*** Opening of INPUT FOR THIS TASK ***

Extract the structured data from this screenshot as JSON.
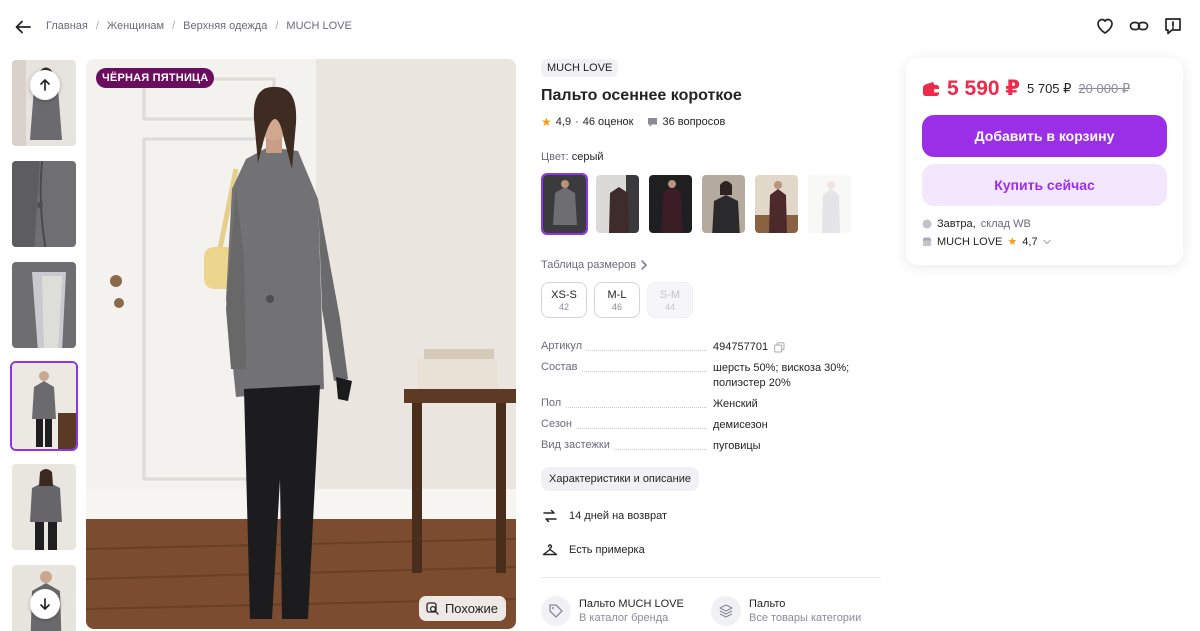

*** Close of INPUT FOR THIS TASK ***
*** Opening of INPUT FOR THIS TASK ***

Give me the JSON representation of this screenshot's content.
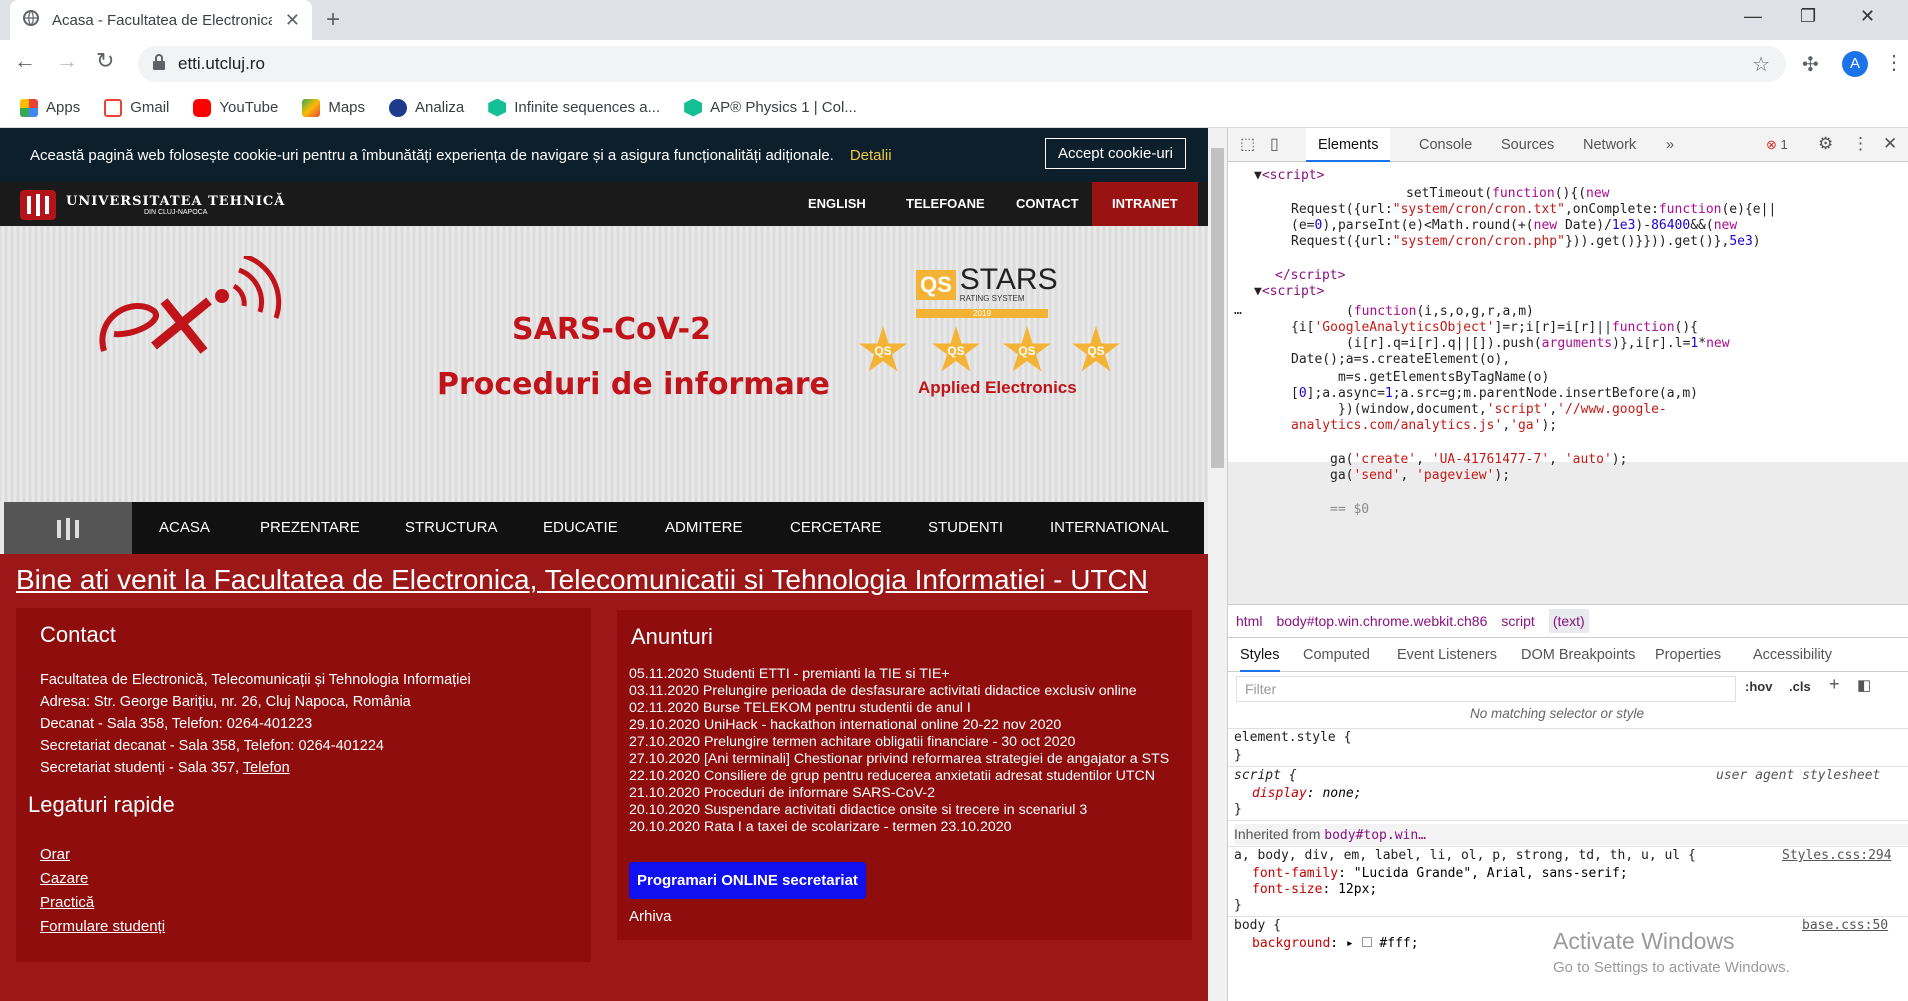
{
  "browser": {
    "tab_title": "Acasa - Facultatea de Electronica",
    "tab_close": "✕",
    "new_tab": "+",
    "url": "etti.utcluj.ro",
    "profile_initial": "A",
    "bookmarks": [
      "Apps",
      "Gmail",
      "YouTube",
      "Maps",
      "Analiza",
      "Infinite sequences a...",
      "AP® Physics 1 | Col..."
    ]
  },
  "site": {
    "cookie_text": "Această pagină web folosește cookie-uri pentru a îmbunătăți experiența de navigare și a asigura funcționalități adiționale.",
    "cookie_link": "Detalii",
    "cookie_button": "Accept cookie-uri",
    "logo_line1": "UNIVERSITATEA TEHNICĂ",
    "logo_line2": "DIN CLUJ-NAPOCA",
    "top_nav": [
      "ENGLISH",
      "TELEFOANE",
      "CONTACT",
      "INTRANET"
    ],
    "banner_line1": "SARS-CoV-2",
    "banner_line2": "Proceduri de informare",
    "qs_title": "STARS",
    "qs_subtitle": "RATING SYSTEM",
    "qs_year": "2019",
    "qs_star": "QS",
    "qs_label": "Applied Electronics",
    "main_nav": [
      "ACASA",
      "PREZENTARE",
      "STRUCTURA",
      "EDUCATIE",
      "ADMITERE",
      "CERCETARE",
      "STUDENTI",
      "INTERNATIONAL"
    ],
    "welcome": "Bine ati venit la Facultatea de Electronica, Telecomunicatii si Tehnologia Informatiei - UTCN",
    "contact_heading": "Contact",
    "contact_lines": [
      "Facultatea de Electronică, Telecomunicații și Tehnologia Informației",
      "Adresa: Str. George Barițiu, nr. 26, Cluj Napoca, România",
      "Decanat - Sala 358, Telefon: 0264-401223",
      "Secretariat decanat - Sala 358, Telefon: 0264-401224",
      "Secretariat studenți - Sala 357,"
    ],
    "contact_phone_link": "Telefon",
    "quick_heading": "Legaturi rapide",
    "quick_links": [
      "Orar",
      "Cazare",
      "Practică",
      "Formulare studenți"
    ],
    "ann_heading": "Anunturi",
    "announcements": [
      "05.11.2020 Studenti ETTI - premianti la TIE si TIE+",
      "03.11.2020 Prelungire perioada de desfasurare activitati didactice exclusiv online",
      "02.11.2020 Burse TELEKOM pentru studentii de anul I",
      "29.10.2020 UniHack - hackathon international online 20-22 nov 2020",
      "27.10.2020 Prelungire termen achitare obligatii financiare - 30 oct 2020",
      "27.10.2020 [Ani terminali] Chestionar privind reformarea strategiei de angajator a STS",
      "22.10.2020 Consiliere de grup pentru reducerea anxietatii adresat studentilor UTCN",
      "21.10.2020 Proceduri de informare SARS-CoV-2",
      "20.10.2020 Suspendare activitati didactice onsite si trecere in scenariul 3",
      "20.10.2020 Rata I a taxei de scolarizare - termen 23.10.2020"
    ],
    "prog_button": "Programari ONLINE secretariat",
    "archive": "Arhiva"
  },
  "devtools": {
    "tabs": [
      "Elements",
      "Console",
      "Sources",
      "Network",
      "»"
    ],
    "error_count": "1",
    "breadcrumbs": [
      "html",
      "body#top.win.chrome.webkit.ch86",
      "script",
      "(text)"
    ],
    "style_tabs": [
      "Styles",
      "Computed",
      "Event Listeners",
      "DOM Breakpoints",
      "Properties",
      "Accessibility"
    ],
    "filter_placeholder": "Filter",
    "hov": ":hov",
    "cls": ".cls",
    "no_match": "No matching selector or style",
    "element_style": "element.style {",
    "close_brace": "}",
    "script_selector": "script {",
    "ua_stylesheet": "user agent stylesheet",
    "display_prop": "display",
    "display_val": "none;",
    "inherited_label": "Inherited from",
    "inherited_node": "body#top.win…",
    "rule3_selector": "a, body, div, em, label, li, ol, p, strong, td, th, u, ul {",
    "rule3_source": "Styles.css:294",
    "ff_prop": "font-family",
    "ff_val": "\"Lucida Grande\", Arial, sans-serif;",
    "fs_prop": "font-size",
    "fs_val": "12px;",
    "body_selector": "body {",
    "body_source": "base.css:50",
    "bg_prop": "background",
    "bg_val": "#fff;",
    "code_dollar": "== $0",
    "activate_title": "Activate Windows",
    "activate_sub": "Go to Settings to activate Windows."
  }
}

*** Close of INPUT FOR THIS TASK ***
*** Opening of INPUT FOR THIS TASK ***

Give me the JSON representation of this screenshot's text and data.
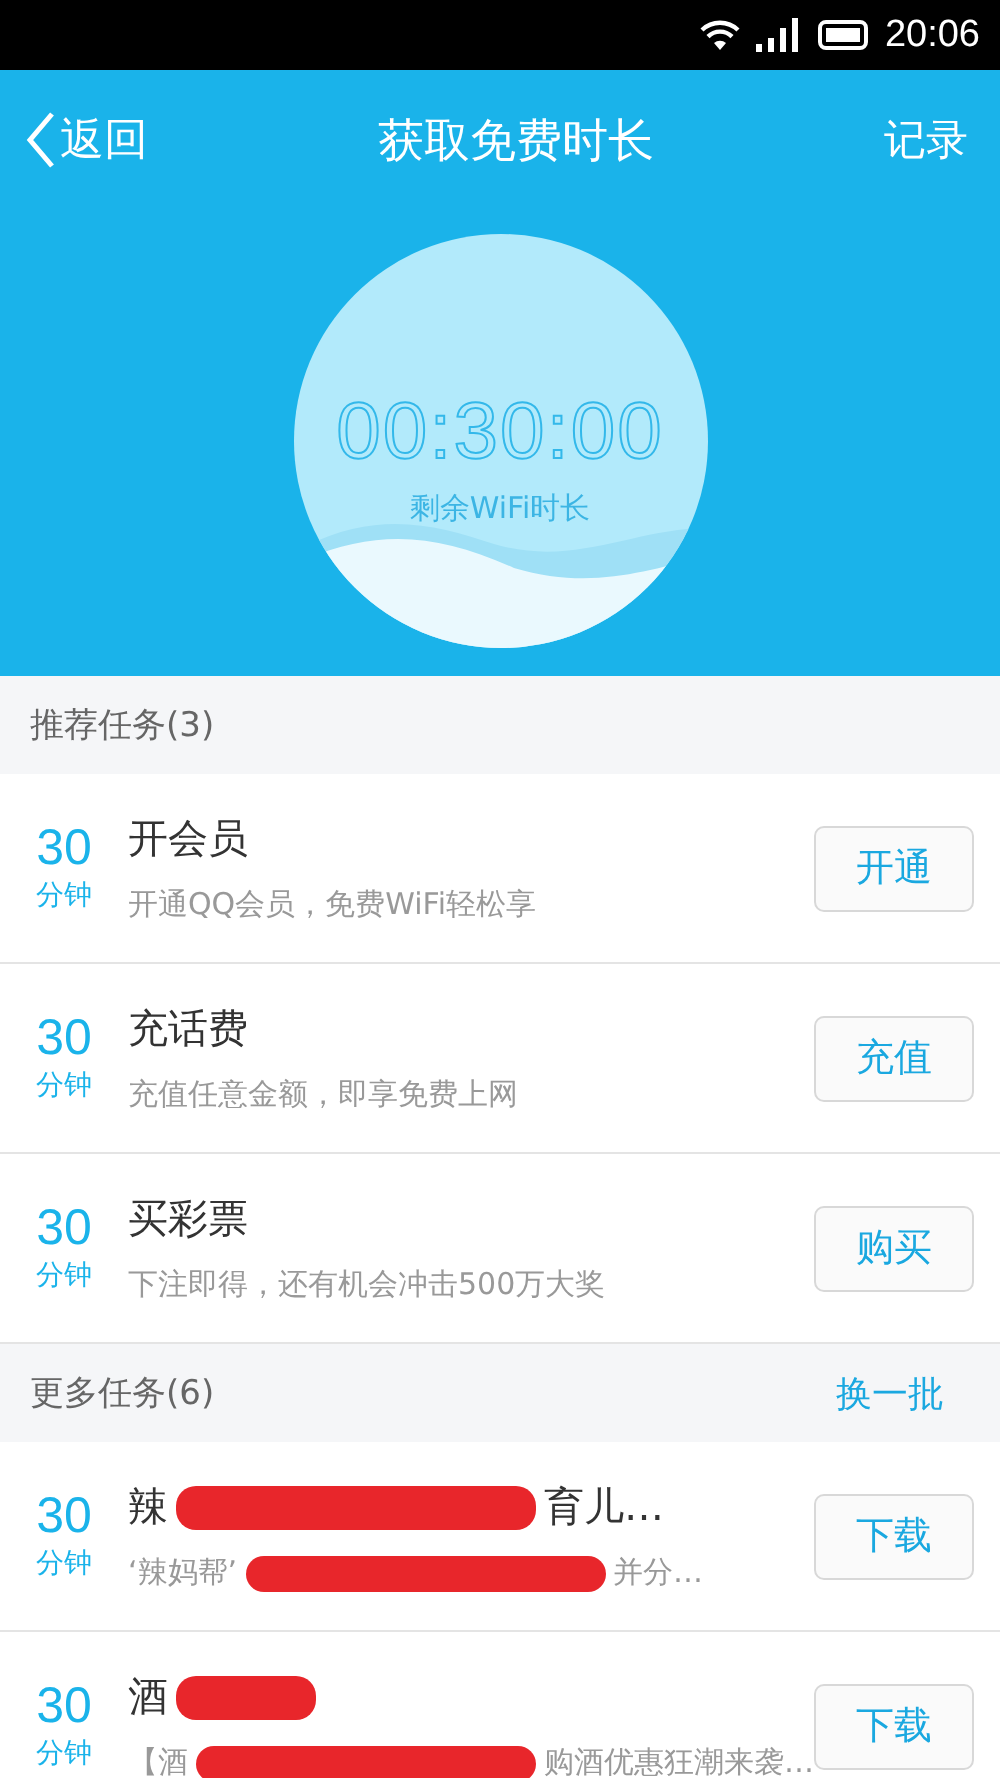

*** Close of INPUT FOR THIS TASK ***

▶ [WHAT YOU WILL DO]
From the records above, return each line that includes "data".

▶ [EXERCISE OUTPUT]
Extract the structured data from this screenshot as JSON.
Give me the JSON representation of this screenshot's text and data.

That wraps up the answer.